##### DATA TO EXAMINE

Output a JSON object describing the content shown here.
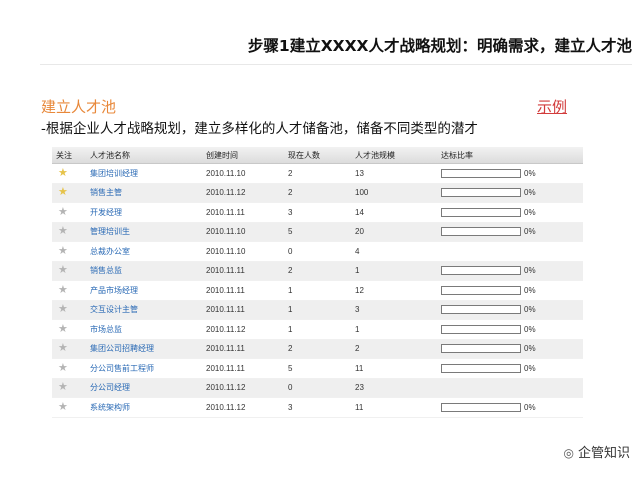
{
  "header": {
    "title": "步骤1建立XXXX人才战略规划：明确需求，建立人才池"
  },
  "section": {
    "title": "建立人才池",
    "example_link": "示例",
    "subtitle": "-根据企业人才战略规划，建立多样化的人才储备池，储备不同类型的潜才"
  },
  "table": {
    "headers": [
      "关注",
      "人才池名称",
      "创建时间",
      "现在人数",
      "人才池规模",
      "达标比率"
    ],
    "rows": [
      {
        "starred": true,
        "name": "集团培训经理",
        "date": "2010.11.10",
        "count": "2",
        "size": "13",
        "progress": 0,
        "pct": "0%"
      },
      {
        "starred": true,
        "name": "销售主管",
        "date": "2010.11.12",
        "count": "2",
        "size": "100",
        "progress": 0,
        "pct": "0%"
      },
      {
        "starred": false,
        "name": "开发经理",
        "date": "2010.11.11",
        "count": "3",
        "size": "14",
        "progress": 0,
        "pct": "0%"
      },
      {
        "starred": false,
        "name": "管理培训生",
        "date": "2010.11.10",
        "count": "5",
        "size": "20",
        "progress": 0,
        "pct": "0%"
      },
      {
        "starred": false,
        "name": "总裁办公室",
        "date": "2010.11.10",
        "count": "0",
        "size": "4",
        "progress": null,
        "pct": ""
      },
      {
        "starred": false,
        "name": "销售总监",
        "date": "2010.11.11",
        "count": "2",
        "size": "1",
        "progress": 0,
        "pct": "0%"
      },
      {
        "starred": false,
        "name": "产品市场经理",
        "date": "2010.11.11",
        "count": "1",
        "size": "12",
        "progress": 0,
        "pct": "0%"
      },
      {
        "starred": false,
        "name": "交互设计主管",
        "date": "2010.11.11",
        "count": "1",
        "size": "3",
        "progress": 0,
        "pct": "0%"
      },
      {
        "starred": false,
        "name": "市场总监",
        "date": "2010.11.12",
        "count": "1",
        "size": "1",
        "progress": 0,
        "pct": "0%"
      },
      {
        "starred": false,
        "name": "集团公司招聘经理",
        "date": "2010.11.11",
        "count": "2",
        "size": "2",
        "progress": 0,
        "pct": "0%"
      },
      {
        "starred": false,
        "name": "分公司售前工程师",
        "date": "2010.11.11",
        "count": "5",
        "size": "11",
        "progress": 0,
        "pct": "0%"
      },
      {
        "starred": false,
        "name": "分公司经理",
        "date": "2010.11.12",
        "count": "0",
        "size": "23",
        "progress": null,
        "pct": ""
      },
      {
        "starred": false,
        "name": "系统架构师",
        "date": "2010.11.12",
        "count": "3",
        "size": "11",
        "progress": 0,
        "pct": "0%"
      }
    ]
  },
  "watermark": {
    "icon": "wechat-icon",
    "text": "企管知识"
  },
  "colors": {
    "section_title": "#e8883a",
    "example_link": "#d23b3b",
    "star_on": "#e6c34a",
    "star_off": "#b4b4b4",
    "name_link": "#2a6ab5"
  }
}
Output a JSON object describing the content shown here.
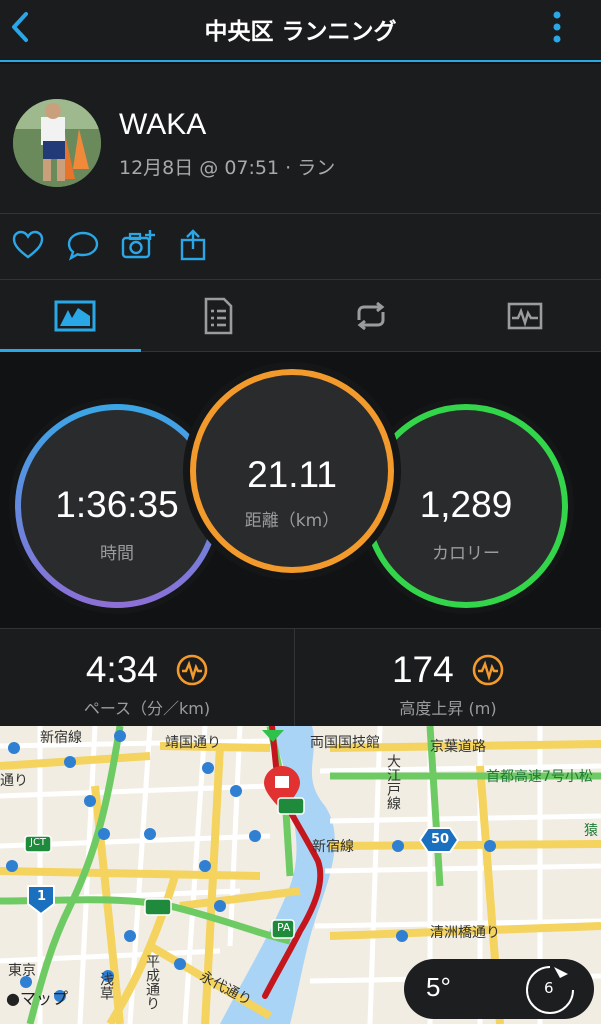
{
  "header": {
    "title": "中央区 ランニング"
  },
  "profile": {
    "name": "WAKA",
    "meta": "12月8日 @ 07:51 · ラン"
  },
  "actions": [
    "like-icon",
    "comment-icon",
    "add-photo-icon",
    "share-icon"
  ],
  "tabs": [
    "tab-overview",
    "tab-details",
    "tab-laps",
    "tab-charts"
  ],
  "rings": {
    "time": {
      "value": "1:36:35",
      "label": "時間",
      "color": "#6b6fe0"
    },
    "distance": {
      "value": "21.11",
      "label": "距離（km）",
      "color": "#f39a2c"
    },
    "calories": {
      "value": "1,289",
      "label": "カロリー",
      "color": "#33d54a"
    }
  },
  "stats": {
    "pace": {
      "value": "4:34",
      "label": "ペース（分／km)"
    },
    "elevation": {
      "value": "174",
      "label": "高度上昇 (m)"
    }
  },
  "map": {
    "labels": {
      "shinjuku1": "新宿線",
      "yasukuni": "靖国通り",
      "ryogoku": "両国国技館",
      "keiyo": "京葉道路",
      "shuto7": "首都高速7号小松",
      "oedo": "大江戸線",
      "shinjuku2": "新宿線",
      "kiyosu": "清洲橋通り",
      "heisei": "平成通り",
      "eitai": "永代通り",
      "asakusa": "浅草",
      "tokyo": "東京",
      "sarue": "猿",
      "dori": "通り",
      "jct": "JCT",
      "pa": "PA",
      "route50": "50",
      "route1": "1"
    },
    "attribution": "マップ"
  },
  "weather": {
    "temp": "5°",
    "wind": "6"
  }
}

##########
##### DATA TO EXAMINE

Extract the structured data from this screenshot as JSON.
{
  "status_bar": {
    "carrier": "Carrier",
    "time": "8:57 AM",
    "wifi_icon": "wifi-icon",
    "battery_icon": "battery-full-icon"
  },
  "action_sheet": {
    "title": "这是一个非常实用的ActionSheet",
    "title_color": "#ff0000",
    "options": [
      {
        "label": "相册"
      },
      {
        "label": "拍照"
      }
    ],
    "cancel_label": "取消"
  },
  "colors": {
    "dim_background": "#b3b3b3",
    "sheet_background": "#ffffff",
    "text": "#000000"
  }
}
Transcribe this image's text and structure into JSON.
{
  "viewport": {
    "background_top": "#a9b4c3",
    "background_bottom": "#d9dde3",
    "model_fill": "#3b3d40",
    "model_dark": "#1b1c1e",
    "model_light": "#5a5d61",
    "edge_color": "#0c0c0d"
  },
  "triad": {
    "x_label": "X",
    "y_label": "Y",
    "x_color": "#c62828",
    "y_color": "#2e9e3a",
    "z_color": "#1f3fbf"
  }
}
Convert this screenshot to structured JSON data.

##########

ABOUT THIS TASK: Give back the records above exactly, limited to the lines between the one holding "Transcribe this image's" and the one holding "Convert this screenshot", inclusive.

ANSWER AREA:
Transcribe this image's text and structure into JSON.
{
  "viewport": {
    "background_top": "#a9b4c3",
    "background_bottom": "#d9dde3",
    "model_fill": "#3b3d40",
    "model_dark": "#1b1c1e",
    "model_light": "#5a5d61",
    "edge_color": "#0c0c0d"
  },
  "triad": {
    "x_label": "X",
    "y_label": "Y",
    "x_color": "#c62828",
    "y_color": "#2e9e3a",
    "z_color": "#1f3fbf"
  }
}
Convert this screenshot to structured JSON data.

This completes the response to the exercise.